As Albertarecorded a newrecord for single-day COVID-19 cases, the fifth one in a week, Albertans are left wondering what next steps to take when it comes to new restrictions.
On Sunday, the province reported 1,584 new cases of COVID-19 with 4,309 active cases in the city of Edmonton, a rate of 421.8 per 100,000 people.
During a Thursday emergency advisory committee meeting, Mayor Don Iveson asked Dr. Michael Zakhary what the trigger points would be for stronger COVID-19 measures to be brought in.
Zakhary, a medical officer of health for the Edmonton Zone, said that’s a policy decision for Alberta Health.
“At the moment we haven’t had information from Alberta Health about the triggers for the next action,” he said.
Not having detailed information on when and how new restrictions may come down is frustrating, said Coun. Andrew Knack in an interview Sunday.
He said at the beginning of the pandemic it was easier for the community to come together when Dr. Deena Hinshaw, Alberta’s chief medical officer of health, and Premier Jason Kenney explained the scope and scale of the province’s COVID-19 situation with modelling in April.
“To date, we don’t even have new modelling based on everything we’ve learned over the last eight months,” Knack said.
“So that’s challenging for everyone, including folks in municipal government, to know what the right actions are to help minimize the impact to people’s health as well as to our economy.”
The city could help if it had information on triggers for new restrictions as well as when they might loosen.
“We could aid in the decisions, we could make adjustments to our own civic facilities to help make sure we’re being clear to Edmontonians what needs to be done and what shouldn’t be done and what should be done,” Knack said.
One area that could be helpful with the city’s COVID-19 response, Coun. Ben Henderson said, is if the city’s peace officers were given the power to once again enforce restrictions in addition to police.

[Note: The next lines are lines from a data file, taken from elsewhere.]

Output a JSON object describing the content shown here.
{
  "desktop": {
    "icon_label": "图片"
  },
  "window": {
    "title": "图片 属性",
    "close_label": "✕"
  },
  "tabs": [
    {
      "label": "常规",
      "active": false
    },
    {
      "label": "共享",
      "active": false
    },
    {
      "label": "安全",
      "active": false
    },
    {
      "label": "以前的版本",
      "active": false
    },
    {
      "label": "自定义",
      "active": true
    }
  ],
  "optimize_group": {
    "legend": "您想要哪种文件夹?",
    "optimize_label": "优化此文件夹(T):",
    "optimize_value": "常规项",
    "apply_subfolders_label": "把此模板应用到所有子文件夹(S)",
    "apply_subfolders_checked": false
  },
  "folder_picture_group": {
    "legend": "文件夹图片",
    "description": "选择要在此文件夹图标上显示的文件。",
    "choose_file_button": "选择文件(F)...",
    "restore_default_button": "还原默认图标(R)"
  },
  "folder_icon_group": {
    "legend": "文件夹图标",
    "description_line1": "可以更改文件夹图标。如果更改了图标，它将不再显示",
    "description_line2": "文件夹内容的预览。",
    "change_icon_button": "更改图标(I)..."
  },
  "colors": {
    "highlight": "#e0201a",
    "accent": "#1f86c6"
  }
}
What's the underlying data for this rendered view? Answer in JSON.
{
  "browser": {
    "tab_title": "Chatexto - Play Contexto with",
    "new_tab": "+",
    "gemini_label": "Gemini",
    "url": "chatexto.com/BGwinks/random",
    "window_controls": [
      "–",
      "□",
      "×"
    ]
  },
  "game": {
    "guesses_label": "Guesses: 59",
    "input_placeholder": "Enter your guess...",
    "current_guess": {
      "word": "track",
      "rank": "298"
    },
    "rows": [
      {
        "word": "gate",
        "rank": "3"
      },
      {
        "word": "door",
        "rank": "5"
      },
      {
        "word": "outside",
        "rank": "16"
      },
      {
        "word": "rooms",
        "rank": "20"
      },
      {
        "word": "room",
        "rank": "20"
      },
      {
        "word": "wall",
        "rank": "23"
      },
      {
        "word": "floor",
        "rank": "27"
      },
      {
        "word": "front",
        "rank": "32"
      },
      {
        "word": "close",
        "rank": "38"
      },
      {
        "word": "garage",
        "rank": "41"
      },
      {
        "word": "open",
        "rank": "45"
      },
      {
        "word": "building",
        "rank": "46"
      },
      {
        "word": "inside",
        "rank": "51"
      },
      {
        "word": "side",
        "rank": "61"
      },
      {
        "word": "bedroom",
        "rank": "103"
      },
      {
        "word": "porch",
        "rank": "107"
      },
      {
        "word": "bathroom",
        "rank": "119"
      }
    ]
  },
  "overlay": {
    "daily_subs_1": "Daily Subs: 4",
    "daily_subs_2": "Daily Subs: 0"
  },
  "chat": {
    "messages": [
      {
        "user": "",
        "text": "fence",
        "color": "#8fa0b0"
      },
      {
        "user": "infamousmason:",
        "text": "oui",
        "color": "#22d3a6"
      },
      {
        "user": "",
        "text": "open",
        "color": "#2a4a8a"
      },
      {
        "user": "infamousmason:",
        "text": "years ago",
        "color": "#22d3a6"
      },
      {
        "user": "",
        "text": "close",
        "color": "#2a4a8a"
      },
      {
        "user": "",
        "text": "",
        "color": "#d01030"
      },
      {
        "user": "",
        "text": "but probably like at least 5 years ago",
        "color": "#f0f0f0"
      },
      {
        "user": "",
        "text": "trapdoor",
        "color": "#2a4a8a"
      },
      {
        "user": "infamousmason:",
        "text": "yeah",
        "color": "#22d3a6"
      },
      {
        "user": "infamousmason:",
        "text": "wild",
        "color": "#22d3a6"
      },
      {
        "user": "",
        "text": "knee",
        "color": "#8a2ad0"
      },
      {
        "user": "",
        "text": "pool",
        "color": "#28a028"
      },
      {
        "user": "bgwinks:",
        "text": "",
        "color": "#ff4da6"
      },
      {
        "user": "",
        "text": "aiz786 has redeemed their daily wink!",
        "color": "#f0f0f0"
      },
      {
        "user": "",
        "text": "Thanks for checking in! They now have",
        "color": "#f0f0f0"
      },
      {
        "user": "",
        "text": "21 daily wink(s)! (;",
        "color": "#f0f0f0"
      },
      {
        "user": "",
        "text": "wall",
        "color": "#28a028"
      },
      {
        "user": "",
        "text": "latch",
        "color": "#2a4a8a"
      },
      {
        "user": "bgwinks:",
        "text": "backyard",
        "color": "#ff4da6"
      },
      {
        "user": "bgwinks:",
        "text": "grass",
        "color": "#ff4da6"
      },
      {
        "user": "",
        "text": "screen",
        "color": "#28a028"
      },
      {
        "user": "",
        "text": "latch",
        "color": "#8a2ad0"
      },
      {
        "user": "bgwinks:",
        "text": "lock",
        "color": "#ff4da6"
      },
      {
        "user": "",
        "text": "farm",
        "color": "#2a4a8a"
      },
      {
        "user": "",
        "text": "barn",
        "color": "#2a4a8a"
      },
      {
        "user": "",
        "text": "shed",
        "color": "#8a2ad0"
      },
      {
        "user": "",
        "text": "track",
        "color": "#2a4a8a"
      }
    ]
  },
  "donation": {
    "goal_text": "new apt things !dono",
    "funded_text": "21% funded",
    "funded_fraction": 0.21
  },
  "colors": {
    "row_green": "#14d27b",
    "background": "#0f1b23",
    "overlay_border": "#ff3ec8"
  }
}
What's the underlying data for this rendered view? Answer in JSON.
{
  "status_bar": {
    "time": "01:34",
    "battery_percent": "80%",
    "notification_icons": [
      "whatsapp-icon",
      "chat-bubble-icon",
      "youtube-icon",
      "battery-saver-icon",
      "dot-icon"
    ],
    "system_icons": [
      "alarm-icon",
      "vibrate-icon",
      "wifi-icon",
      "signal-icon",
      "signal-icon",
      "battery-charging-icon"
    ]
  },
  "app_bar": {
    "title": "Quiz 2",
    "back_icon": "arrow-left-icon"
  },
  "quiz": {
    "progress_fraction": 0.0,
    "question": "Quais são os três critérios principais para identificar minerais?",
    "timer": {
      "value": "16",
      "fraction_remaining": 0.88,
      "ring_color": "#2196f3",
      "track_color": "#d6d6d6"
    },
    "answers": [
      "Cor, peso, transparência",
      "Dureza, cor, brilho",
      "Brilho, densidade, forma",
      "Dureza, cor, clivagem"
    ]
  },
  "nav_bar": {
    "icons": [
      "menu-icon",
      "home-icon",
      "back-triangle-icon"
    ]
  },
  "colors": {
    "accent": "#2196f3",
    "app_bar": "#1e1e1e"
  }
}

“There’s a whole bunch of areas where we could probably be more effective for our population,” Henderson said. “The province is one of the very few provinces that hasn’t done a mask bylaw, but has been very supportive of us doing ours, so there’s a kind of mixed signal there as well.”
Hinshaw said Friday she is preparing new recommendations for the province to consider.
“No decisions have yet been made, but of course we are watching very closely and considering what may need to be done if our numbers do not go down,” she said.
As of Sunday, there were 12,195 active cases across the province and 310 people hospitalized, including 60 in intensive care units. There were no new deaths.
In the County of Vermilion River there were 7 active cases as of Monday morning. That’s a rate of 54.2 active cases per 100,000. In the County of St. Paul there are 20 cases as of Monday morning–a rate of 121.3 active cases per 100,000.
The most recent restrictions impacting group sports, fitness, amateur arts performances, and late-night restaurant liquor sales were implemented on Nov. 13. They are expected to be in effect until Friday.
NDP Opposition Leader Rachel Notley is seeking an emergency debate on Monday afternoon in light of the record number of COVID-19 cases and the lack of information and lack of action from Kenney.
“This is the greatest public health threat we have faced in our lives,” said Notley in a news release. “When faced with great challenges, Albertans are always willing to roll up their sleeves and work together, but to do so they need leadership and a road map. So far, the premier has provided neither.
“We have seen premiers across the country address the public in recent days and provide modelling and other information that makes it clear just how big of a threat COVID-19 is. In Alberta, we’ve seen nothing of the sort.”